▸ **Problem to work on**
Repeat the listing below in full and exactly. Pictures are to be omitted.

========================================

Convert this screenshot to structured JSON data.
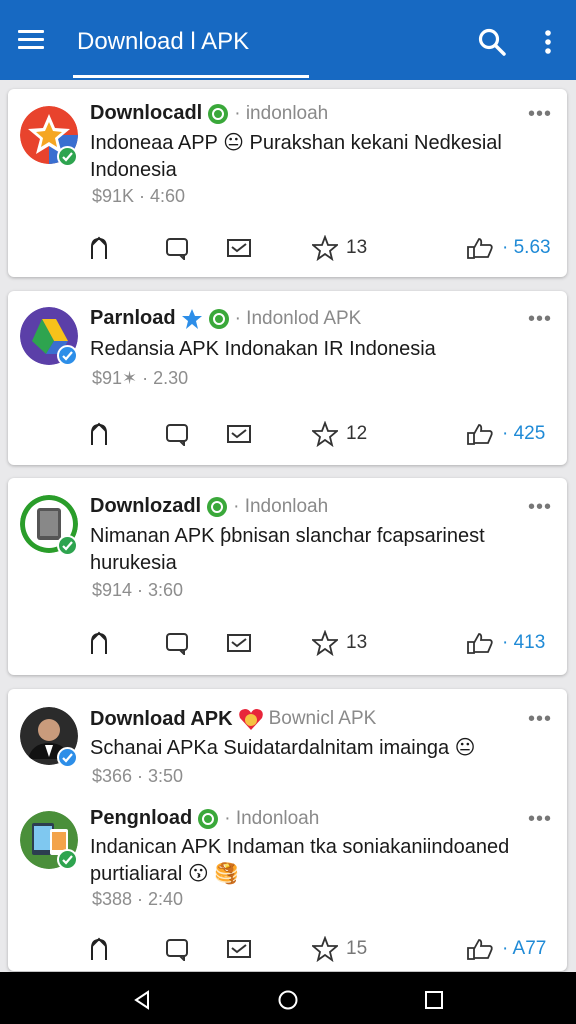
{
  "appbar": {
    "title": "Download l APK",
    "bg_color": "#1769c2",
    "icons": [
      "menu-icon",
      "search-icon",
      "overflow-menu-icon"
    ]
  },
  "posts": [
    {
      "name": "Downlocadl",
      "handle": "· indonloah",
      "text": "Indoneaa APP 😐 Purakshan kekani Nedkesial Indonesia",
      "meta": "$91K · 4:60",
      "star_count": "13",
      "like_count": "· 5.63",
      "avatar_icon": "star-logo-avatar"
    },
    {
      "name": "Parnload",
      "handle": "· Indonlod APK",
      "text": "Redansia APK Indonakan IR Indonesia",
      "meta": "$91✶ · 2.30",
      "star_count": "12",
      "like_count": "· 425",
      "avatar_icon": "drive-logo-avatar"
    },
    {
      "name": "Downlozadl",
      "handle": "· Indonloah",
      "text": "Nimanan APK ƥbnisan slanchar fcapsarinest hurukesia",
      "meta": "$914 · 3:60",
      "star_count": "13",
      "like_count": "· 413",
      "avatar_icon": "phone-avatar"
    },
    {
      "name": "Download APK",
      "handle": "Bownicl APK",
      "text": "Schanai APKa Suidatardalnitam imainga 😐",
      "meta": "$366 · 3:50",
      "avatar_icon": "person-avatar"
    },
    {
      "name": "Pengnload",
      "handle": "· Indonloah",
      "text": "Indanican APK Indaman tka soniakaniindoaned purtialiaral 😗 🥞",
      "meta": "$388 · 2:40",
      "star_count": "15",
      "like_count": "· A77",
      "avatar_icon": "app-screens-avatar"
    }
  ],
  "more_label": "•••",
  "navbar": {
    "icons": [
      "back-icon",
      "home-icon",
      "recents-icon"
    ]
  }
}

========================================

▸ **Solution**
Convert this screenshot to structured JSON data.
{
  "appbar": {
    "title": "Download l APK",
    "bg_color": "#1769c2",
    "icons": [
      "menu-icon",
      "search-icon",
      "overflow-menu-icon"
    ]
  },
  "posts": [
    {
      "name": "Downlocadl",
      "handle": "· indonloah",
      "text": "Indoneaa APP 😐 Purakshan kekani Nedkesial Indonesia",
      "meta": "$91K · 4:60",
      "star_count": "13",
      "like_count": "· 5.63",
      "avatar_icon": "star-logo-avatar"
    },
    {
      "name": "Parnload",
      "handle": "· Indonlod APK",
      "text": "Redansia APK Indonakan IR Indonesia",
      "meta": "$91✶ · 2.30",
      "star_count": "12",
      "like_count": "· 425",
      "avatar_icon": "drive-logo-avatar"
    },
    {
      "name": "Downlozadl",
      "handle": "· Indonloah",
      "text": "Nimanan APK ƥbnisan slanchar fcapsarinest hurukesia",
      "meta": "$914 · 3:60",
      "star_count": "13",
      "like_count": "· 413",
      "avatar_icon": "phone-avatar"
    },
    {
      "name": "Download APK",
      "handle": "Bownicl APK",
      "text": "Schanai APKa Suidatardalnitam imainga 😐",
      "meta": "$366 · 3:50",
      "avatar_icon": "person-avatar"
    },
    {
      "name": "Pengnload",
      "handle": "· Indonloah",
      "text": "Indanican APK Indaman tka soniakaniindoaned purtialiaral 😗 🥞",
      "meta": "$388 · 2:40",
      "star_count": "15",
      "like_count": "· A77",
      "avatar_icon": "app-screens-avatar"
    }
  ],
  "more_label": "•••",
  "navbar": {
    "icons": [
      "back-icon",
      "home-icon",
      "recents-icon"
    ]
  }
}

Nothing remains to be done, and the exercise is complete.